When I was invited to visit El Paso and Ciudad Juárez by the Aspen Institute, I was immediately intrigued. I have lived my life between the US and Mexico, yet knew relatively little about where the two nations meet - that controversial space so often described in the media and by Hollywood as a dangerous zone of conflict and hopelessness.
What I found was a pleasant surprise. The American and Mexican communities that live at the border are united by common geography, history, language, and aspirations, and have much to teach the rest of the country about how to build harmonious bicultural communities.
The border sprung up in our collective national consciousness in recent decades, but bicultural communities have lived in the area, floating back and forth across previously insignificant physical borders, for centuries. In particular, the Paso del Norte region- comprising West Texas, Southern New Mexico, and Chihuahua -served as a vital crossroad for continental trade well before national lines were drawn. In 2014 the total value of two-way trade at the El Paso-Juarez border region was $68 billion dollars, and many Mexican Americans in the US can trace their roots to this area.
Those who live in the area have family and social ties in both Mexico and the US. Leaders in El Paso and Juárez emphasize that in order to advance as communities, it is fundamental to conduct economic and urban planning across national, state and municipal jurisdictions. Not to do so would be to ignore the natural socioeconomic synergies and geographic realities.
The Borderplex Alliance spurs competitiveness in the region by promoting education, infrastructure improvements, and general quality of life. The University of Texas at El Paso, which offers in-state tuition to Mexican citizens, is dedicated to serving the broader regional community with a focus on engineering and research, which perfectly complements the important manufacturing base in Juárez. In contrast to the national hysteria whipped up by some presidential candidates, this is a pragmatic and peaceful community.
It would be Pollyannaish not to recognize the enormous challenges that border communities face - high rates of poverty, deficient infrastructure, desert topography - but not enough of us understand the importance of this region or the lessons if offers.

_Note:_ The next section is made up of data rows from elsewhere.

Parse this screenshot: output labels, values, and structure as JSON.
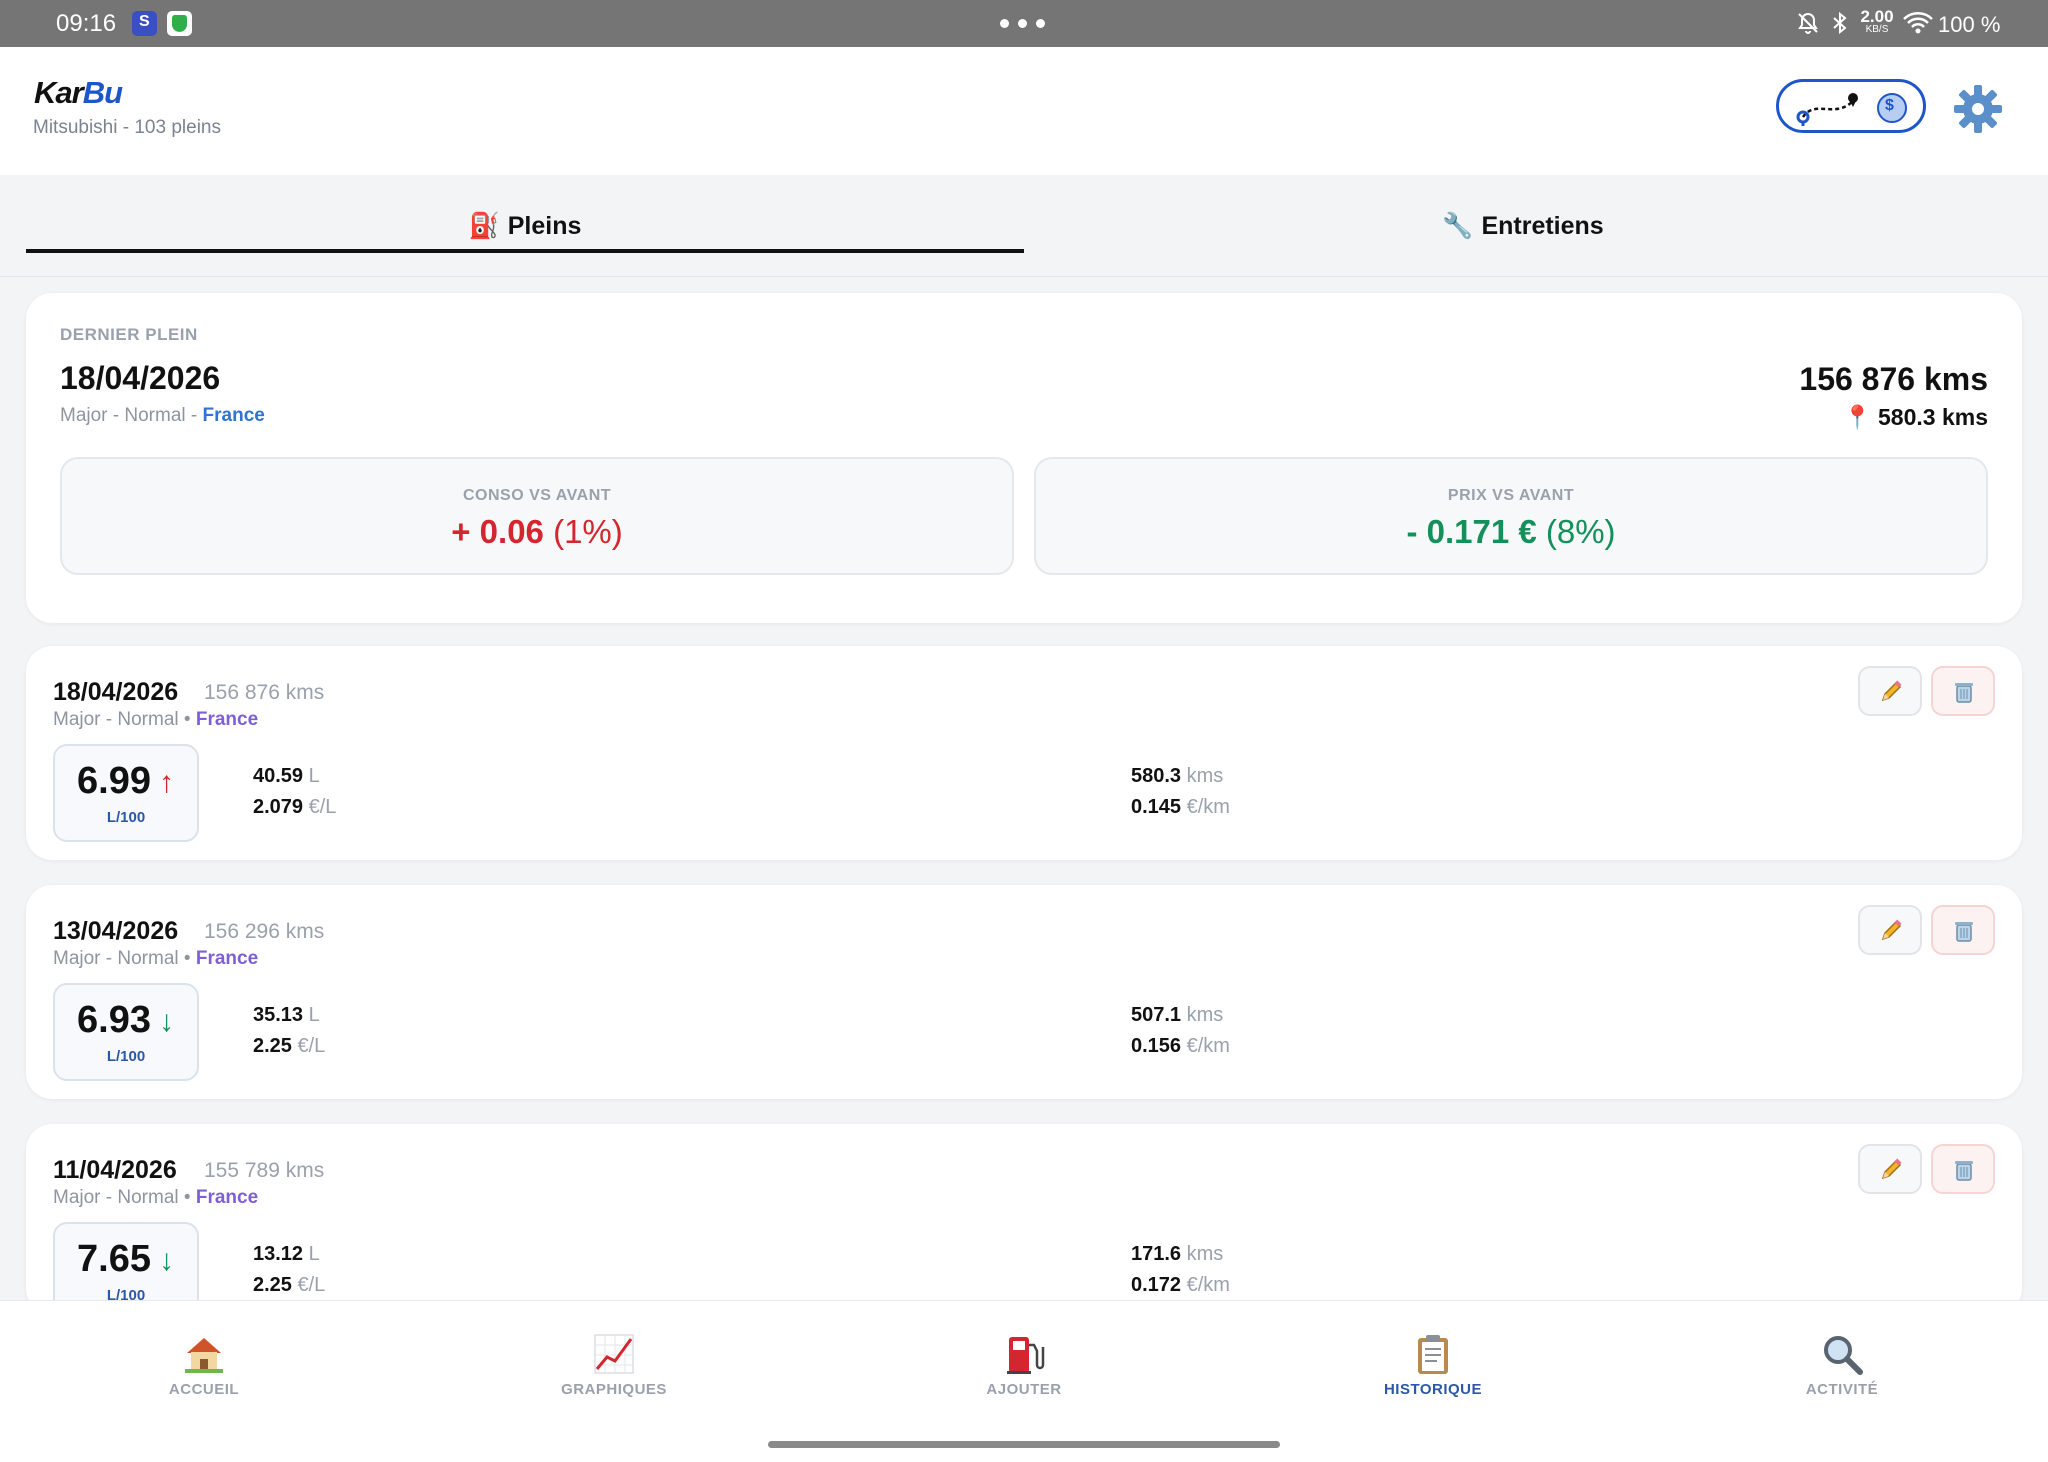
{
  "status_bar": {
    "time": "09:16",
    "net_speed_value": "2.00",
    "net_speed_unit": "KB/S",
    "battery": "100 %",
    "icons": [
      "bell-muted-icon",
      "bluetooth-icon",
      "wifi-icon"
    ]
  },
  "app": {
    "logo_part1": "Kar",
    "logo_part2": "Bu",
    "subtitle": "Mitsubishi - 103 pleins",
    "brand_color": "#1d56c9"
  },
  "tabs": [
    {
      "label": "Pleins",
      "icon": "fuel-pump-icon",
      "active": true
    },
    {
      "label": "Entretiens",
      "icon": "wrench-icon",
      "active": false
    }
  ],
  "latest": {
    "label": "DERNIER PLEIN",
    "date": "18/04/2026",
    "meta_prefix": "Major - Normal - ",
    "country": "France",
    "odometer": "156 876 kms",
    "distance": "580.3 kms",
    "conso": {
      "label": "CONSO VS AVANT",
      "value": "+ 0.06",
      "pct": "(1%)",
      "color": "#d3262e"
    },
    "prix": {
      "label": "PRIX VS AVANT",
      "value": "- 0.171 €",
      "pct": "(8%)",
      "color": "#14905a"
    }
  },
  "entries": [
    {
      "date": "18/04/2026",
      "odometer": "156 876 kms",
      "meta_prefix": "Major - Normal • ",
      "country": "France",
      "conso": "6.99",
      "trend": "↑",
      "trend_color": "#d3262e",
      "conso_unit": "L/100",
      "liters": "40.59",
      "liters_unit": "L",
      "price_per_l": "2.079",
      "price_per_l_unit": "€/L",
      "distance": "580.3",
      "distance_unit": "kms",
      "price_per_km": "0.145",
      "price_per_km_unit": "€/km"
    },
    {
      "date": "13/04/2026",
      "odometer": "156 296 kms",
      "meta_prefix": "Major - Normal • ",
      "country": "France",
      "conso": "6.93",
      "trend": "↓",
      "trend_color": "#14905a",
      "conso_unit": "L/100",
      "liters": "35.13",
      "liters_unit": "L",
      "price_per_l": "2.25",
      "price_per_l_unit": "€/L",
      "distance": "507.1",
      "distance_unit": "kms",
      "price_per_km": "0.156",
      "price_per_km_unit": "€/km"
    },
    {
      "date": "11/04/2026",
      "odometer": "155 789 kms",
      "meta_prefix": "Major - Normal • ",
      "country": "France",
      "conso": "7.65",
      "trend": "↓",
      "trend_color": "#14905a",
      "conso_unit": "L/100",
      "liters": "13.12",
      "liters_unit": "L",
      "price_per_l": "2.25",
      "price_per_l_unit": "€/L",
      "distance": "171.6",
      "distance_unit": "kms",
      "price_per_km": "0.172",
      "price_per_km_unit": "€/km"
    }
  ],
  "bottom_nav": [
    {
      "label": "ACCUEIL",
      "icon": "house-icon",
      "active": false
    },
    {
      "label": "GRAPHIQUES",
      "icon": "chart-icon",
      "active": false
    },
    {
      "label": "AJOUTER",
      "icon": "fuel-pump-icon",
      "active": false
    },
    {
      "label": "HISTORIQUE",
      "icon": "clipboard-icon",
      "active": true
    },
    {
      "label": "ACTIVITÉ",
      "icon": "magnifier-icon",
      "active": false
    }
  ]
}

When Ciudad Juárez was plagued by a wave of violence several years ago, instead of giving up, the community bravely came together. The Fundación Comunitaria de la Frontera Norte and business owners like the De la Vega family devised a series of strategies that bore fruit. They began working with local law enforcement, identifying who could serve as reliable partners and encouraged victims of crime to speak out. Los Bravos de Juárez, a second division soccer team was brought to the city and a children´s museum, La Rodadora, was finally opened, providing hope and much-needed distractions to the population at large.
Juárez, which carries the connotation of danger - should also be known for its guts and grit. As Alejandra De la Vega said to me during a casual conversation on the subject, "I would rather die trying to improve my city than to just give up." The achievements of civil society in Juárez are an example for all of Mexico and beyond.
Regardless of how high and thick you build a fence, Mexican and American communities at the border do not lead separate lives, but ones that are intertwined. Politicians and policy makers who do not live at the border often seek to impose their will without fully understanding the complexities. Progress for these communities is not enhanced by what is already a prominent physical barrier at the border, but rather frustrated. For example, it can take up to 2 hours to cross back into the US after spending a day in Ciudad Juárez, a heavy cost for businesspeople, students and consumers alike.
Mexico is the US's third most important trading partner, only after Canada and China. Together Mexico, Canada, and the US make up the North American powerhouse that enjoys distinct competitive advantages in innovation, manufacturing, and energy. It makes sense to do everything possible to continue harmonizing regulations, investing in infrastructure and facilitating trade at the border. From an economic perspective, we should be doing everything to reduce physical and administrative barriers in order to spur economic growth.
One could argue that it is a matter of national security, but the militarization of the border is unnecessary and has done more harm than good. El Paso is one of the safest cities in the US. What makes Juárez less safe is the drug trade, which serves massive illicit drug habits in the US and overwhelms the capacity of law enforcement in northern Mexico. Complicating matters are lax US gun purchasing laws. Organized crime can buy high caliber weaponry in the US that is then smuggled into Mexico; one can only wonder how it continues to be so easy.
The US spends approximately $18 billion a year on border enforcement, when net immigration flows from Mexico have been below zero since 2009. What results could we achieve if these enormous sums of money were spent on improvements in infrastructure that would facilitate legal trade and on education designed to ensure our joint communities thrive?
Both the federal governments of the US and Mexico should listen more carefully to the communities at the border in order to learn from their experiences and allow them a greater say in their future. This local, bicultural knowledge is the key to a more prosperous region not only at the border, but throughout North America.